The job is to find each line in the entries holding the string "View" and copy that line.
====== Provided data ======
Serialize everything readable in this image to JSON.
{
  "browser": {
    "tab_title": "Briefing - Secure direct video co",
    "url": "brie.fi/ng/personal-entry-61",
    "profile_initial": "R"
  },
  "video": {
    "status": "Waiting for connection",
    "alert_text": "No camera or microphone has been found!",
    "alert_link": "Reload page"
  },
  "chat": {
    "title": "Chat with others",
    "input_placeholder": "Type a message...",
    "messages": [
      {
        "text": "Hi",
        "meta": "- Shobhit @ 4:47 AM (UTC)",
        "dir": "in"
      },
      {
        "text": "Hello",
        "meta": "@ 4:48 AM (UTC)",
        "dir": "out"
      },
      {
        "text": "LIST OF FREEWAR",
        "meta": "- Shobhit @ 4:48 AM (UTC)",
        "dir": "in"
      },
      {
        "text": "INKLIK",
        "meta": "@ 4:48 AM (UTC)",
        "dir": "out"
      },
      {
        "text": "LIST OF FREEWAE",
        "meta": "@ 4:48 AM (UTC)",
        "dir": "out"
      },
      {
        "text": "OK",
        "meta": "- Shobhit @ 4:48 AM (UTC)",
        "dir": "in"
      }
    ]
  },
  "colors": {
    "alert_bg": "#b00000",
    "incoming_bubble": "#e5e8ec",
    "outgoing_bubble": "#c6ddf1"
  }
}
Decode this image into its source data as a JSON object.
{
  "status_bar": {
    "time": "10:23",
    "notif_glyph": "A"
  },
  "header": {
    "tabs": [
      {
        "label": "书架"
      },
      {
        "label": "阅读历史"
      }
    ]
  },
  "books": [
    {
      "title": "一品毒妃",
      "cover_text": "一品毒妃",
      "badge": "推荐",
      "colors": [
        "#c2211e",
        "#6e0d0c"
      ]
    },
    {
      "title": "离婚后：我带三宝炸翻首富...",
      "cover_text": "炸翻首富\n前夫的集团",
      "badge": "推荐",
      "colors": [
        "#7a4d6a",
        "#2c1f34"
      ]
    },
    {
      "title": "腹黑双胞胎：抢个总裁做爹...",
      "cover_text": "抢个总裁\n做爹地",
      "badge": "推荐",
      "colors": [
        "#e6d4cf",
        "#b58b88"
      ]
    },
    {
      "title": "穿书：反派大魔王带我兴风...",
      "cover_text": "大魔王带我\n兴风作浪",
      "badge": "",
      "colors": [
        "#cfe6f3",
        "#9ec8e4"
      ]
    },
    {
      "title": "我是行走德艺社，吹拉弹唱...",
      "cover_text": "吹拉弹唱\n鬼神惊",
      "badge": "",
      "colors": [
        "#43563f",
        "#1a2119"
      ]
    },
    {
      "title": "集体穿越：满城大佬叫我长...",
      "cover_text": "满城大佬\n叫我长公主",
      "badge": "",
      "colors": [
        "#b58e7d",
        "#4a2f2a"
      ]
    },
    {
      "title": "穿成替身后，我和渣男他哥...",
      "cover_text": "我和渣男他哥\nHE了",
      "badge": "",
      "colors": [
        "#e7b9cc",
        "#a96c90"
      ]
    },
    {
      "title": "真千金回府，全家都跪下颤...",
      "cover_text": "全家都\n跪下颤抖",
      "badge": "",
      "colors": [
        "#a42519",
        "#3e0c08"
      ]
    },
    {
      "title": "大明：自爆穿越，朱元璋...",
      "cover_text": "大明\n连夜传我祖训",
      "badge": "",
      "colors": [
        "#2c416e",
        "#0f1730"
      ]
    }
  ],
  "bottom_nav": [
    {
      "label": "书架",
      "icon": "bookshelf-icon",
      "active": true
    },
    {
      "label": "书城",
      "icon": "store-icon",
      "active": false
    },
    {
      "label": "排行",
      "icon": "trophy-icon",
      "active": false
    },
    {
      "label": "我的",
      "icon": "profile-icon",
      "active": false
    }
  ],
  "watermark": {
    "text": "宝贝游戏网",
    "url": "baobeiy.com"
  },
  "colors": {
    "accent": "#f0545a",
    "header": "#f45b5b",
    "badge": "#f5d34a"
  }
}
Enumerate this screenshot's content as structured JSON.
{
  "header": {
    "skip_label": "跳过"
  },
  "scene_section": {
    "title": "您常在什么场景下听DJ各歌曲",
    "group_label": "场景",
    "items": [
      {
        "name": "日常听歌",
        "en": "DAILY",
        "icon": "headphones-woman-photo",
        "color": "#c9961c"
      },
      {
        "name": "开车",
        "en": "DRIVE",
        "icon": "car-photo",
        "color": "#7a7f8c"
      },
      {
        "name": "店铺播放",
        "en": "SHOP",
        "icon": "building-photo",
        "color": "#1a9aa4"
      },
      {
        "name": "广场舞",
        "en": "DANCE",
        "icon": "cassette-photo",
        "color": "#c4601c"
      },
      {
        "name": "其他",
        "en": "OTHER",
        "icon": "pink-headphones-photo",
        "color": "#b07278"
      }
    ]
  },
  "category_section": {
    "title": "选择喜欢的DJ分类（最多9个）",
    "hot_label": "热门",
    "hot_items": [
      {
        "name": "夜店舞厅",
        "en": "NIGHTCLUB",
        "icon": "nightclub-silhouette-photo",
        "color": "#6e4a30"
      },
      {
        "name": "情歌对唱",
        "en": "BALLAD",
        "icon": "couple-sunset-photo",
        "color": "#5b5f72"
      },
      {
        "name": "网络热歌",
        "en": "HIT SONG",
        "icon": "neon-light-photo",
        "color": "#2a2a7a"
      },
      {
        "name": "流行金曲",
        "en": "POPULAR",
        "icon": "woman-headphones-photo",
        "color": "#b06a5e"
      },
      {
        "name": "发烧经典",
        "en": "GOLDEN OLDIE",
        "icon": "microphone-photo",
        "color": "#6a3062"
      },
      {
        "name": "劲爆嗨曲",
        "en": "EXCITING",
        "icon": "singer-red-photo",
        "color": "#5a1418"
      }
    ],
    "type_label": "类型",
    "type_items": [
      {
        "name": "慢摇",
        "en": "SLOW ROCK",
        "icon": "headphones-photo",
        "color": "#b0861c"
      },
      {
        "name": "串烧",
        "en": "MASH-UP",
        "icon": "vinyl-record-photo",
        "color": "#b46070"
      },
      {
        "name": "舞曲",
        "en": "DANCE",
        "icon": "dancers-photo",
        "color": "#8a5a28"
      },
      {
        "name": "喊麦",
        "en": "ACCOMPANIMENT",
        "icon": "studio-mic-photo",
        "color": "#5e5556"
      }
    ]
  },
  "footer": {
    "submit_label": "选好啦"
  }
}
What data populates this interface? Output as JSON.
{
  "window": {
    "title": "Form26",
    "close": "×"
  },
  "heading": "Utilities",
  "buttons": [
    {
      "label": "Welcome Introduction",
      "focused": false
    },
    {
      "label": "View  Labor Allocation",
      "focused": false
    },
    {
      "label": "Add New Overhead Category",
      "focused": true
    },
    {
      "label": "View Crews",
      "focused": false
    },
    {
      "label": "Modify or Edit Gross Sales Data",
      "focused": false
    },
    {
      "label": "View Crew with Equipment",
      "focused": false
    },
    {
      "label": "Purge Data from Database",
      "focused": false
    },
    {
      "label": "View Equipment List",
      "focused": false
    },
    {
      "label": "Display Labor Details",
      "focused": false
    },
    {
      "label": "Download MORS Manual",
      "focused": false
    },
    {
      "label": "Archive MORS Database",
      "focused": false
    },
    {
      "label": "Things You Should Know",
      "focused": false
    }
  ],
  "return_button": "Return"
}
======
# Exercise result
      "label": "View  Labor Allocation",
      "label": "View Crews",
      "label": "View Crew with Equipment",
      "label": "View Equipment List",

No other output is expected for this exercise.